I recently had the pleasure recently of enjoying pizza at Specific Gravity, a great little restaurant in Salisbury that serves plenty of specialty, classic and custom pizzas. While enjoying the pizza with Kathy Hawkins of Maryland Life and our friend Kristen Conn of Wicomico County Recreation, Parks & Tourism, I wondered how I could make a better pizza crust at home.
The pizza crust at Specific Gravity is wonderfully crisp and chewy. So, I decided to ask their chef, Ian Ferguson, how to make a perfect pizza crust.
Here are his 4 easy steps to making perfect pizza dough (and a bonus tip from me):
Use high-gluten flour (condolences to those on a gluten-free diet) and avoid flours that are labeled “pizza flour” as they don’t perform as well. Chef Ian recommends the King Arthur brand.
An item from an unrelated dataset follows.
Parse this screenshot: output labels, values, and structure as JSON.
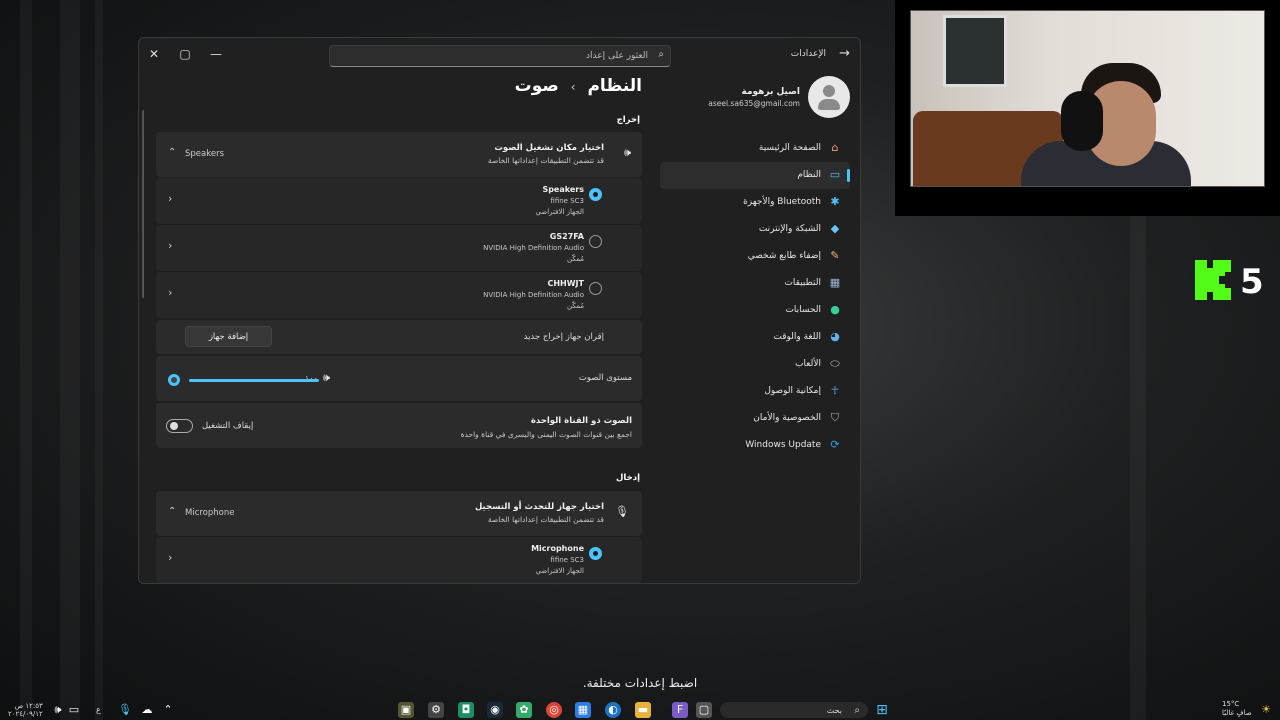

Use unbleached and unbrominated flour. When flour is bleached and brominated, it’s treated for whitening and quickening. You don’t want such short cuts here with your crust.
Choose your yeast and treat it accordingly. Allow dry-active yeast to bloom in warm water; use only cold water for fresh yeast.
Make a “sponge” (this is key!). A sponge is a portion of your dough recipe – a quarter, a fifth – that’s made first and is allowed to rise overnight. This provides depth and helps the remainder of the dough. After you make the sponge and let it rise, make the rest of the dough and add it to the sponge. Allow it to rise and rest as per your recipe.
Bonus tip: If you don’t have the patience to make good pizza dough, no problem, head to Specific Gravity and let the Chef do the hard work for you! You can enjoy a craft brew while you wait.
What kind of pizza crust do you like best?
Dan Patrell is editor and publisher of Maryland Life.